"""

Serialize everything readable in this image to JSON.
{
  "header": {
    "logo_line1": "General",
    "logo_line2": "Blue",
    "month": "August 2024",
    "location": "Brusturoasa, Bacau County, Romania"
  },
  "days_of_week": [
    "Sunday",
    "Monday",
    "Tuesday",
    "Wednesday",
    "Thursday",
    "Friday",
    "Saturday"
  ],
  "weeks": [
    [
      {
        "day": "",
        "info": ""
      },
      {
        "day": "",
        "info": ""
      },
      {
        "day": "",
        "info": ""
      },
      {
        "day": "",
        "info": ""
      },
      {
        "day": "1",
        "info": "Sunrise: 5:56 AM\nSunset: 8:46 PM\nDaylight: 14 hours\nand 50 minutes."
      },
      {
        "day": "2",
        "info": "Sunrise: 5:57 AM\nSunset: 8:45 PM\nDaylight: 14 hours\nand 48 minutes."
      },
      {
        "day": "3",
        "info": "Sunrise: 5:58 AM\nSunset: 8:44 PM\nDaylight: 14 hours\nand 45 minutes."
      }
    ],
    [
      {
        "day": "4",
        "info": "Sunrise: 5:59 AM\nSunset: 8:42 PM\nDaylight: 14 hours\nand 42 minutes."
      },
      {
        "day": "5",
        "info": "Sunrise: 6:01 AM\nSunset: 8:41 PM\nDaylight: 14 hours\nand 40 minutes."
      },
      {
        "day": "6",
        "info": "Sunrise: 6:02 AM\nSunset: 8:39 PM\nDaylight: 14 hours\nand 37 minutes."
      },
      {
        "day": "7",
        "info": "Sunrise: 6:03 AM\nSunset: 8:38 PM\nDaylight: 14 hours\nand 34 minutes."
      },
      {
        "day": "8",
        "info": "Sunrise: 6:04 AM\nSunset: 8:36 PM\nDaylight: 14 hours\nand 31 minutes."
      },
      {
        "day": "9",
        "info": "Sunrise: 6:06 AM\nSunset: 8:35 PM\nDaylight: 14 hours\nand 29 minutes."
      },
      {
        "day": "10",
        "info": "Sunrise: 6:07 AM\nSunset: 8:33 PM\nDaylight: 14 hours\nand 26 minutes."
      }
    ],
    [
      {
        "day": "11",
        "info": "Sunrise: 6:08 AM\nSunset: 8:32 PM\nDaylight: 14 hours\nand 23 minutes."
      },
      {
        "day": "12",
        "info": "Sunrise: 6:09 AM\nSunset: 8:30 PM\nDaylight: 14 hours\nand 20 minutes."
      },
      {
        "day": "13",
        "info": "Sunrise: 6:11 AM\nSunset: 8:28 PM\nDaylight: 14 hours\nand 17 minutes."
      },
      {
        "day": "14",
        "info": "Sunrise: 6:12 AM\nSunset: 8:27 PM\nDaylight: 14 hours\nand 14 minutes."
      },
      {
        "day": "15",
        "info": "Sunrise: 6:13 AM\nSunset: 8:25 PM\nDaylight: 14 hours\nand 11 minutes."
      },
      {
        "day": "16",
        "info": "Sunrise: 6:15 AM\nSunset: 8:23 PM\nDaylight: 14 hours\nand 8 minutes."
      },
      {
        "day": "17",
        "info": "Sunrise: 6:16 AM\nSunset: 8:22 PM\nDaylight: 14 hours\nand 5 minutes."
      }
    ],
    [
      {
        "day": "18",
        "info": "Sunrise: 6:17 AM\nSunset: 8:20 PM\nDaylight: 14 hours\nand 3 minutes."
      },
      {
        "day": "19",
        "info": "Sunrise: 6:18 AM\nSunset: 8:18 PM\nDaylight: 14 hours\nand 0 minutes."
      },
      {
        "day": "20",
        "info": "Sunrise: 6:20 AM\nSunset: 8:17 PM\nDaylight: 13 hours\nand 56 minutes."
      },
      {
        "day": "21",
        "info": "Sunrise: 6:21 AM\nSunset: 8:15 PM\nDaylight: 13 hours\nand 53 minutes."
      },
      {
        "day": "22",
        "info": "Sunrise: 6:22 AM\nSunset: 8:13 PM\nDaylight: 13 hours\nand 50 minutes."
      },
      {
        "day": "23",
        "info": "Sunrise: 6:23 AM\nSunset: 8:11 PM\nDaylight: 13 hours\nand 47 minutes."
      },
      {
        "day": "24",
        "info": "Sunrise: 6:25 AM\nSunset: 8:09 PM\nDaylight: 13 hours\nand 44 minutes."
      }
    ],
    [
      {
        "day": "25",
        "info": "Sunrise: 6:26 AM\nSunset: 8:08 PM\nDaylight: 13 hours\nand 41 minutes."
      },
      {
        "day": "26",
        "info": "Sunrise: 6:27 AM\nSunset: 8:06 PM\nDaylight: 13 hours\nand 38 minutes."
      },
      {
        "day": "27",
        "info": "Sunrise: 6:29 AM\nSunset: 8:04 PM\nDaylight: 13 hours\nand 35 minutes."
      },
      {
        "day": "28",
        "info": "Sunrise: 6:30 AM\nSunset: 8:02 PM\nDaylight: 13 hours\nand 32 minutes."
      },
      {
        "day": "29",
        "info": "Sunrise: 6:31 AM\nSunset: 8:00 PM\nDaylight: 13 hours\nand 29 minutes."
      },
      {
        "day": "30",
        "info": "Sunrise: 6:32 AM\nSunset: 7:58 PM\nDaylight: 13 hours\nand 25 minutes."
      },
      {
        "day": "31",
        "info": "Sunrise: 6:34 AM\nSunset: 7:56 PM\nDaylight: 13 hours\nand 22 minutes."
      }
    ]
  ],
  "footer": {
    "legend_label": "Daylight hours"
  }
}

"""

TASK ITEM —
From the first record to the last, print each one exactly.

RESULT OF THE TASK —
Serialize everything readable in this image to JSON.
{
  "header": {
    "logo_line1": "General",
    "logo_line2": "Blue",
    "month": "August 2024",
    "location": "Brusturoasa, Bacau County, Romania"
  },
  "days_of_week": [
    "Sunday",
    "Monday",
    "Tuesday",
    "Wednesday",
    "Thursday",
    "Friday",
    "Saturday"
  ],
  "weeks": [
    [
      {
        "day": "",
        "info": ""
      },
      {
        "day": "",
        "info": ""
      },
      {
        "day": "",
        "info": ""
      },
      {
        "day": "",
        "info": ""
      },
      {
        "day": "1",
        "info": "Sunrise: 5:56 AM\nSunset: 8:46 PM\nDaylight: 14 hours\nand 50 minutes."
      },
      {
        "day": "2",
        "info": "Sunrise: 5:57 AM\nSunset: 8:45 PM\nDaylight: 14 hours\nand 48 minutes."
      },
      {
        "day": "3",
        "info": "Sunrise: 5:58 AM\nSunset: 8:44 PM\nDaylight: 14 hours\nand 45 minutes."
      }
    ],
    [
      {
        "day": "4",
        "info": "Sunrise: 5:59 AM\nSunset: 8:42 PM\nDaylight: 14 hours\nand 42 minutes."
      },
      {
        "day": "5",
        "info": "Sunrise: 6:01 AM\nSunset: 8:41 PM\nDaylight: 14 hours\nand 40 minutes."
      },
      {
        "day": "6",
        "info": "Sunrise: 6:02 AM\nSunset: 8:39 PM\nDaylight: 14 hours\nand 37 minutes."
      },
      {
        "day": "7",
        "info": "Sunrise: 6:03 AM\nSunset: 8:38 PM\nDaylight: 14 hours\nand 34 minutes."
      },
      {
        "day": "8",
        "info": "Sunrise: 6:04 AM\nSunset: 8:36 PM\nDaylight: 14 hours\nand 31 minutes."
      },
      {
        "day": "9",
        "info": "Sunrise: 6:06 AM\nSunset: 8:35 PM\nDaylight: 14 hours\nand 29 minutes."
      },
      {
        "day": "10",
        "info": "Sunrise: 6:07 AM\nSunset: 8:33 PM\nDaylight: 14 hours\nand 26 minutes."
      }
    ],
    [
      {
        "day": "11",
        "info": "Sunrise: 6:08 AM\nSunset: 8:32 PM\nDaylight: 14 hours\nand 23 minutes."
      },
      {
        "day": "12",
        "info": "Sunrise: 6:09 AM\nSunset: 8:30 PM\nDaylight: 14 hours\nand 20 minutes."
      },
      {
        "day": "13",
        "info": "Sunrise: 6:11 AM\nSunset: 8:28 PM\nDaylight: 14 hours\nand 17 minutes."
      },
      {
        "day": "14",
        "info": "Sunrise: 6:12 AM\nSunset: 8:27 PM\nDaylight: 14 hours\nand 14 minutes."
      },
      {
        "day": "15",
        "info": "Sunrise: 6:13 AM\nSunset: 8:25 PM\nDaylight: 14 hours\nand 11 minutes."
      },
      {
        "day": "16",
        "info": "Sunrise: 6:15 AM\nSunset: 8:23 PM\nDaylight: 14 hours\nand 8 minutes."
      },
      {
        "day": "17",
        "info": "Sunrise: 6:16 AM\nSunset: 8:22 PM\nDaylight: 14 hours\nand 5 minutes."
      }
    ],
    [
      {
        "day": "18",
        "info": "Sunrise: 6:17 AM\nSunset: 8:20 PM\nDaylight: 14 hours\nand 3 minutes."
      },
      {
        "day": "19",
        "info": "Sunrise: 6:18 AM\nSunset: 8:18 PM\nDaylight: 14 hours\nand 0 minutes."
      },
      {
        "day": "20",
        "info": "Sunrise: 6:20 AM\nSunset: 8:17 PM\nDaylight: 13 hours\nand 56 minutes."
      },
      {
        "day": "21",
        "info": "Sunrise: 6:21 AM\nSunset: 8:15 PM\nDaylight: 13 hours\nand 53 minutes."
      },
      {
        "day": "22",
        "info": "Sunrise: 6:22 AM\nSunset: 8:13 PM\nDaylight: 13 hours\nand 50 minutes."
      },
      {
        "day": "23",
        "info": "Sunrise: 6:23 AM\nSunset: 8:11 PM\nDaylight: 13 hours\nand 47 minutes."
      },
      {
        "day": "24",
        "info": "Sunrise: 6:25 AM\nSunset: 8:09 PM\nDaylight: 13 hours\nand 44 minutes."
      }
    ],
    [
      {
        "day": "25",
        "info": "Sunrise: 6:26 AM\nSunset: 8:08 PM\nDaylight: 13 hours\nand 41 minutes."
      },
      {
        "day": "26",
        "info": "Sunrise: 6:27 AM\nSunset: 8:06 PM\nDaylight: 13 hours\nand 38 minutes."
      },
      {
        "day": "27",
        "info": "Sunrise: 6:29 AM\nSunset: 8:04 PM\nDaylight: 13 hours\nand 35 minutes."
      },
      {
        "day": "28",
        "info": "Sunrise: 6:30 AM\nSunset: 8:02 PM\nDaylight: 13 hours\nand 32 minutes."
      },
      {
        "day": "29",
        "info": "Sunrise: 6:31 AM\nSunset: 8:00 PM\nDaylight: 13 hours\nand 29 minutes."
      },
      {
        "day": "30",
        "info": "Sunrise: 6:32 AM\nSunset: 7:58 PM\nDaylight: 13 hours\nand 25 minutes."
      },
      {
        "day": "31",
        "info": "Sunrise: 6:34 AM\nSunset: 7:56 PM\nDaylight: 13 hours\nand 22 minutes."
      }
    ]
  ],
  "footer": {
    "legend_label": "Daylight hours"
  }
}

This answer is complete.